▶ _INFORMATION_
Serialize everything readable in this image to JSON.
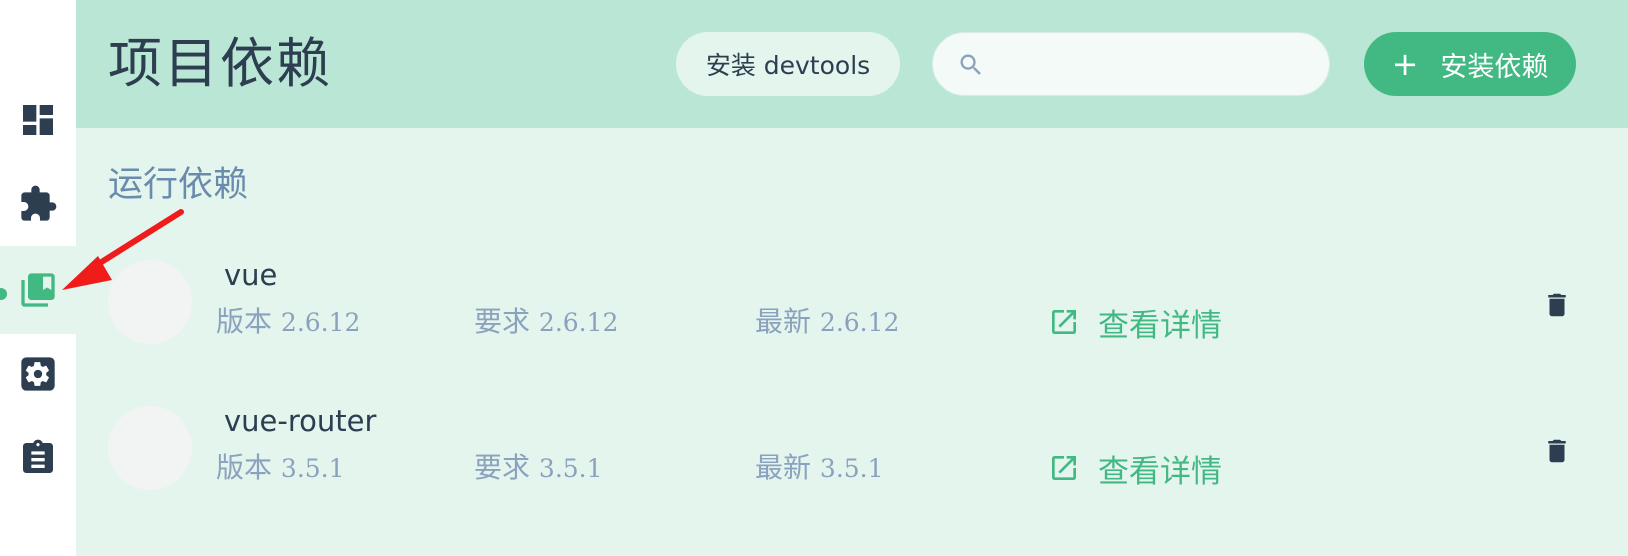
{
  "header": {
    "title": "项目依赖",
    "devtools_label": "安装 devtools",
    "search_placeholder": "",
    "install_label": "安装依赖"
  },
  "sidebar": {
    "items": [
      {
        "icon": "dashboard-icon",
        "active": false
      },
      {
        "icon": "puzzle-icon",
        "active": false
      },
      {
        "icon": "library-books-icon",
        "active": true
      },
      {
        "icon": "settings-icon",
        "active": false
      },
      {
        "icon": "clipboard-icon",
        "active": false
      }
    ]
  },
  "section": {
    "title": "运行依赖"
  },
  "dependencies": [
    {
      "name": "vue",
      "version_label": "版本",
      "version": "2.6.12",
      "required_label": "要求",
      "required": "2.6.12",
      "latest_label": "最新",
      "latest": "2.6.12",
      "details_label": "查看详情"
    },
    {
      "name": "vue-router",
      "version_label": "版本",
      "version": "3.5.1",
      "required_label": "要求",
      "required": "3.5.1",
      "latest_label": "最新",
      "latest": "3.5.1",
      "details_label": "查看详情"
    }
  ],
  "colors": {
    "accent": "#42b983",
    "header_bg": "#bae6d5",
    "content_bg": "#e4f5ee",
    "text_dark": "#2c3e50",
    "text_muted": "#8aa2bd",
    "annotation_arrow": "#f01c1c"
  }
}
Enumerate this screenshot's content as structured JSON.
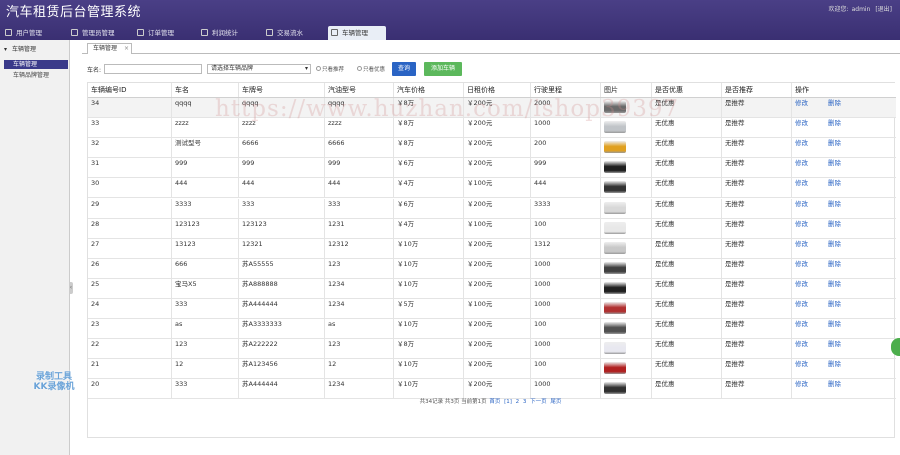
{
  "app": {
    "title": "汽车租赁后台管理系统",
    "user_label": "欢迎您:",
    "user_name": "admin",
    "logout": "[退出]"
  },
  "nav": {
    "tabs": [
      {
        "label": "用户管理"
      },
      {
        "label": "管理员管理"
      },
      {
        "label": "订单管理"
      },
      {
        "label": "利润统计"
      },
      {
        "label": "交易流水"
      },
      {
        "label": "车辆管理"
      }
    ]
  },
  "sidebar": {
    "group": "车辆管理",
    "items": [
      {
        "label": "车辆管理"
      },
      {
        "label": "车辆品牌管理"
      }
    ]
  },
  "page_tab": {
    "label": "车辆管理",
    "close": "×"
  },
  "filter": {
    "name_label": "车名:",
    "name_value": "",
    "brand_select": "请选择车辆品牌",
    "radio_recommend": "只看推荐",
    "radio_discount": "只看优惠",
    "query_button": "查询",
    "add_button": "添加车辆"
  },
  "table": {
    "headers": [
      "车辆编号ID",
      "车名",
      "车牌号",
      "汽油型号",
      "汽车价格",
      "日租价格",
      "行驶里程",
      "图片",
      "是否优惠",
      "是否推荐",
      "操作"
    ],
    "edit_label": "修改",
    "delete_label": "删除",
    "rows": [
      {
        "id": "34",
        "name": "qqqq",
        "plate": "qqqq",
        "fuel": "qqqq",
        "price": "￥8万",
        "daily": "￥200元",
        "mileage": "2000",
        "discount": "是优惠",
        "recommend": "是推荐",
        "img": "#6a6a6a"
      },
      {
        "id": "33",
        "name": "zzzz",
        "plate": "zzzz",
        "fuel": "zzzz",
        "price": "￥8万",
        "daily": "￥200元",
        "mileage": "1000",
        "discount": "无优惠",
        "recommend": "是推荐",
        "img": "#c0c4c8"
      },
      {
        "id": "32",
        "name": "测试型号",
        "plate": "6666",
        "fuel": "6666",
        "price": "￥8万",
        "daily": "￥200元",
        "mileage": "200",
        "discount": "无优惠",
        "recommend": "无推荐",
        "img": "#e0a020"
      },
      {
        "id": "31",
        "name": "999",
        "plate": "999",
        "fuel": "999",
        "price": "￥6万",
        "daily": "￥200元",
        "mileage": "999",
        "discount": "无优惠",
        "recommend": "无推荐",
        "img": "#202020"
      },
      {
        "id": "30",
        "name": "444",
        "plate": "444",
        "fuel": "444",
        "price": "￥4万",
        "daily": "￥100元",
        "mileage": "444",
        "discount": "无优惠",
        "recommend": "无推荐",
        "img": "#333333"
      },
      {
        "id": "29",
        "name": "3333",
        "plate": "333",
        "fuel": "333",
        "price": "￥6万",
        "daily": "￥200元",
        "mileage": "3333",
        "discount": "无优惠",
        "recommend": "无推荐",
        "img": "#d8d8d8"
      },
      {
        "id": "28",
        "name": "123123",
        "plate": "123123",
        "fuel": "1231",
        "price": "￥4万",
        "daily": "￥100元",
        "mileage": "100",
        "discount": "无优惠",
        "recommend": "无推荐",
        "img": "#e8e8e8"
      },
      {
        "id": "27",
        "name": "13123",
        "plate": "12321",
        "fuel": "12312",
        "price": "￥10万",
        "daily": "￥200元",
        "mileage": "1312",
        "discount": "是优惠",
        "recommend": "无推荐",
        "img": "#c8c8c8"
      },
      {
        "id": "26",
        "name": "666",
        "plate": "苏A55555",
        "fuel": "123",
        "price": "￥10万",
        "daily": "￥200元",
        "mileage": "1000",
        "discount": "是优惠",
        "recommend": "是推荐",
        "img": "#404040"
      },
      {
        "id": "25",
        "name": "宝马X5",
        "plate": "苏A888888",
        "fuel": "1234",
        "price": "￥10万",
        "daily": "￥200元",
        "mileage": "1000",
        "discount": "无优惠",
        "recommend": "是推荐",
        "img": "#202020"
      },
      {
        "id": "24",
        "name": "333",
        "plate": "苏A444444",
        "fuel": "1234",
        "price": "￥5万",
        "daily": "￥100元",
        "mileage": "1000",
        "discount": "无优惠",
        "recommend": "是推荐",
        "img": "#b03030"
      },
      {
        "id": "23",
        "name": "as",
        "plate": "苏A3333333",
        "fuel": "as",
        "price": "￥10万",
        "daily": "￥200元",
        "mileage": "100",
        "discount": "无优惠",
        "recommend": "是推荐",
        "img": "#505050"
      },
      {
        "id": "22",
        "name": "123",
        "plate": "苏A222222",
        "fuel": "123",
        "price": "￥8万",
        "daily": "￥200元",
        "mileage": "1000",
        "discount": "无优惠",
        "recommend": "是推荐",
        "img": "#e8e8f0"
      },
      {
        "id": "21",
        "name": "12",
        "plate": "苏A123456",
        "fuel": "12",
        "price": "￥10万",
        "daily": "￥200元",
        "mileage": "100",
        "discount": "无优惠",
        "recommend": "是推荐",
        "img": "#b02020"
      },
      {
        "id": "20",
        "name": "333",
        "plate": "苏A444444",
        "fuel": "1234",
        "price": "￥10万",
        "daily": "￥200元",
        "mileage": "1000",
        "discount": "是优惠",
        "recommend": "是推荐",
        "img": "#303030"
      }
    ]
  },
  "pager": {
    "summary": "共34记录 共3页 当前第1页",
    "first": "首页",
    "pages": [
      "[1]",
      "2",
      "3"
    ],
    "next": "下一页",
    "last": "尾页"
  },
  "overlays": {
    "watermark": "https://www.huzhan.com/ishop39397",
    "kk_line1": "录制工具",
    "kk_line2": "KK录像机"
  }
}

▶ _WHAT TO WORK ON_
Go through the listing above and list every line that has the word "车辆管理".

▶ _RESULT OF THIS TASK_
        "label": "车辆管理"
    "group": "车辆管理",
        "label": "车辆管理"
    "label": "车辆管理",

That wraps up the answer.